WHAT IS REQUIRED ▸
Your answer must be every record below, written out exactly as it appears.
━━━━━━━━━━━━━━━━
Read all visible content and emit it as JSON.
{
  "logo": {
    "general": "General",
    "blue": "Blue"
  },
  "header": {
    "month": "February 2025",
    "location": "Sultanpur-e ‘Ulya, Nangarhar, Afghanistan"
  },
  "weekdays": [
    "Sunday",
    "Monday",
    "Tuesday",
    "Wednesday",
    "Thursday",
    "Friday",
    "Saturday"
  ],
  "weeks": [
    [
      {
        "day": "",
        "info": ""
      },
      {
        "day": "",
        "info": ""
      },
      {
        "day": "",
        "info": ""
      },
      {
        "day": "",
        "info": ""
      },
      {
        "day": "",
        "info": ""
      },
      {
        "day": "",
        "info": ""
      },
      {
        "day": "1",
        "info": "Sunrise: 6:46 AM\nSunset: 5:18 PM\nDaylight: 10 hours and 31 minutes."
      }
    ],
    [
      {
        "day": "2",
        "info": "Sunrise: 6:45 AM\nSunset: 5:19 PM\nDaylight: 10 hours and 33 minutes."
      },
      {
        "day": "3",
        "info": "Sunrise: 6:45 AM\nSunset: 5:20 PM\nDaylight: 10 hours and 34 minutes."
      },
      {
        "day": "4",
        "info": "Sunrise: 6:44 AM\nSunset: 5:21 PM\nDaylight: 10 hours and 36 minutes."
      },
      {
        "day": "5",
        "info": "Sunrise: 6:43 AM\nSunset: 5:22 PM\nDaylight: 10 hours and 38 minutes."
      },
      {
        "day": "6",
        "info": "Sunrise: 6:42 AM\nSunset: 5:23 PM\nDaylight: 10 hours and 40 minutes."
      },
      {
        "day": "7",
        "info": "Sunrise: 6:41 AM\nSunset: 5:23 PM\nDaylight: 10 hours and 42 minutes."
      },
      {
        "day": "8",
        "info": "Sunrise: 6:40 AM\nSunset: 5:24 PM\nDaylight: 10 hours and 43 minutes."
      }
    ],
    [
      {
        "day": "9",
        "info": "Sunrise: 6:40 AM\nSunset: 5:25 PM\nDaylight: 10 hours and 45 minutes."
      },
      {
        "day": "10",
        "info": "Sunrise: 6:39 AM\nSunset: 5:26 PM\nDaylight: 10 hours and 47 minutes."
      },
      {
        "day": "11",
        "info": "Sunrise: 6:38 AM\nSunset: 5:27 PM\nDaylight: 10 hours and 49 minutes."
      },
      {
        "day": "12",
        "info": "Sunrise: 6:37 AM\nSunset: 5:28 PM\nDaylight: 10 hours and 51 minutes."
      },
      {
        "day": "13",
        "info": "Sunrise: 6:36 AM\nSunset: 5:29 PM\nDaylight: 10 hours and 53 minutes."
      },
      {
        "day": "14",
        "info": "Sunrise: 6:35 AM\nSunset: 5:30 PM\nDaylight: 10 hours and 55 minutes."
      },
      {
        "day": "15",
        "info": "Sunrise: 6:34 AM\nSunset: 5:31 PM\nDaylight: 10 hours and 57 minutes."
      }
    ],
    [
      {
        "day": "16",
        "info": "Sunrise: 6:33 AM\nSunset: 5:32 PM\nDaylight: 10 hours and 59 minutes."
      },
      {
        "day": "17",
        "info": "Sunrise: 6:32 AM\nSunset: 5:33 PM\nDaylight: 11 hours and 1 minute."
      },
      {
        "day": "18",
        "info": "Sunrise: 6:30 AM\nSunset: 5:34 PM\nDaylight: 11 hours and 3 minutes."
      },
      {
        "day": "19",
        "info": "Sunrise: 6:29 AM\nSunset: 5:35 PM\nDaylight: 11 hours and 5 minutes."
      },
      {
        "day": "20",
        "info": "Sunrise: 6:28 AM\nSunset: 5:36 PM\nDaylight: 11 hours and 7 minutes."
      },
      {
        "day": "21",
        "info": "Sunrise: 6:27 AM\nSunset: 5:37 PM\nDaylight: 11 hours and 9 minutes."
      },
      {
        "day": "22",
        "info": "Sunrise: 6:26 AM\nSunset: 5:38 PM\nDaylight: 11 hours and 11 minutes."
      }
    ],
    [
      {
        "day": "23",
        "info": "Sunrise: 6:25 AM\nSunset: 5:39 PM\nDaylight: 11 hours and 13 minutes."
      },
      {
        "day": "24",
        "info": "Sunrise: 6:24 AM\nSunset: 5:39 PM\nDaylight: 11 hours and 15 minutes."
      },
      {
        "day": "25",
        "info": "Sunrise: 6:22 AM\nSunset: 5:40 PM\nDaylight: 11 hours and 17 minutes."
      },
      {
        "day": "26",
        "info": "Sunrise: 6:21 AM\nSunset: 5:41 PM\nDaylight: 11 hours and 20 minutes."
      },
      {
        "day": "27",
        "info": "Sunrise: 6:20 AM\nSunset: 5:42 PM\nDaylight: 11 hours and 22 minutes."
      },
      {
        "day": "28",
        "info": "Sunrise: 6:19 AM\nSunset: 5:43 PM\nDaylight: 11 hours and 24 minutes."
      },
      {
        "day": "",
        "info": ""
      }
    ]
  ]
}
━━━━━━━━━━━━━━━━
TASK OUTPUT ▸
Read all visible content and emit it as JSON.
{
  "logo": {
    "general": "General",
    "blue": "Blue"
  },
  "header": {
    "month": "February 2025",
    "location": "Sultanpur-e ‘Ulya, Nangarhar, Afghanistan"
  },
  "weekdays": [
    "Sunday",
    "Monday",
    "Tuesday",
    "Wednesday",
    "Thursday",
    "Friday",
    "Saturday"
  ],
  "weeks": [
    [
      {
        "day": "",
        "info": ""
      },
      {
        "day": "",
        "info": ""
      },
      {
        "day": "",
        "info": ""
      },
      {
        "day": "",
        "info": ""
      },
      {
        "day": "",
        "info": ""
      },
      {
        "day": "",
        "info": ""
      },
      {
        "day": "1",
        "info": "Sunrise: 6:46 AM\nSunset: 5:18 PM\nDaylight: 10 hours and 31 minutes."
      }
    ],
    [
      {
        "day": "2",
        "info": "Sunrise: 6:45 AM\nSunset: 5:19 PM\nDaylight: 10 hours and 33 minutes."
      },
      {
        "day": "3",
        "info": "Sunrise: 6:45 AM\nSunset: 5:20 PM\nDaylight: 10 hours and 34 minutes."
      },
      {
        "day": "4",
        "info": "Sunrise: 6:44 AM\nSunset: 5:21 PM\nDaylight: 10 hours and 36 minutes."
      },
      {
        "day": "5",
        "info": "Sunrise: 6:43 AM\nSunset: 5:22 PM\nDaylight: 10 hours and 38 minutes."
      },
      {
        "day": "6",
        "info": "Sunrise: 6:42 AM\nSunset: 5:23 PM\nDaylight: 10 hours and 40 minutes."
      },
      {
        "day": "7",
        "info": "Sunrise: 6:41 AM\nSunset: 5:23 PM\nDaylight: 10 hours and 42 minutes."
      },
      {
        "day": "8",
        "info": "Sunrise: 6:40 AM\nSunset: 5:24 PM\nDaylight: 10 hours and 43 minutes."
      }
    ],
    [
      {
        "day": "9",
        "info": "Sunrise: 6:40 AM\nSunset: 5:25 PM\nDaylight: 10 hours and 45 minutes."
      },
      {
        "day": "10",
        "info": "Sunrise: 6:39 AM\nSunset: 5:26 PM\nDaylight: 10 hours and 47 minutes."
      },
      {
        "day": "11",
        "info": "Sunrise: 6:38 AM\nSunset: 5:27 PM\nDaylight: 10 hours and 49 minutes."
      },
      {
        "day": "12",
        "info": "Sunrise: 6:37 AM\nSunset: 5:28 PM\nDaylight: 10 hours and 51 minutes."
      },
      {
        "day": "13",
        "info": "Sunrise: 6:36 AM\nSunset: 5:29 PM\nDaylight: 10 hours and 53 minutes."
      },
      {
        "day": "14",
        "info": "Sunrise: 6:35 AM\nSunset: 5:30 PM\nDaylight: 10 hours and 55 minutes."
      },
      {
        "day": "15",
        "info": "Sunrise: 6:34 AM\nSunset: 5:31 PM\nDaylight: 10 hours and 57 minutes."
      }
    ],
    [
      {
        "day": "16",
        "info": "Sunrise: 6:33 AM\nSunset: 5:32 PM\nDaylight: 10 hours and 59 minutes."
      },
      {
        "day": "17",
        "info": "Sunrise: 6:32 AM\nSunset: 5:33 PM\nDaylight: 11 hours and 1 minute."
      },
      {
        "day": "18",
        "info": "Sunrise: 6:30 AM\nSunset: 5:34 PM\nDaylight: 11 hours and 3 minutes."
      },
      {
        "day": "19",
        "info": "Sunrise: 6:29 AM\nSunset: 5:35 PM\nDaylight: 11 hours and 5 minutes."
      },
      {
        "day": "20",
        "info": "Sunrise: 6:28 AM\nSunset: 5:36 PM\nDaylight: 11 hours and 7 minutes."
      },
      {
        "day": "21",
        "info": "Sunrise: 6:27 AM\nSunset: 5:37 PM\nDaylight: 11 hours and 9 minutes."
      },
      {
        "day": "22",
        "info": "Sunrise: 6:26 AM\nSunset: 5:38 PM\nDaylight: 11 hours and 11 minutes."
      }
    ],
    [
      {
        "day": "23",
        "info": "Sunrise: 6:25 AM\nSunset: 5:39 PM\nDaylight: 11 hours and 13 minutes."
      },
      {
        "day": "24",
        "info": "Sunrise: 6:24 AM\nSunset: 5:39 PM\nDaylight: 11 hours and 15 minutes."
      },
      {
        "day": "25",
        "info": "Sunrise: 6:22 AM\nSunset: 5:40 PM\nDaylight: 11 hours and 17 minutes."
      },
      {
        "day": "26",
        "info": "Sunrise: 6:21 AM\nSunset: 5:41 PM\nDaylight: 11 hours and 20 minutes."
      },
      {
        "day": "27",
        "info": "Sunrise: 6:20 AM\nSunset: 5:42 PM\nDaylight: 11 hours and 22 minutes."
      },
      {
        "day": "28",
        "info": "Sunrise: 6:19 AM\nSunset: 5:43 PM\nDaylight: 11 hours and 24 minutes."
      },
      {
        "day": "",
        "info": ""
      }
    ]
  ]
}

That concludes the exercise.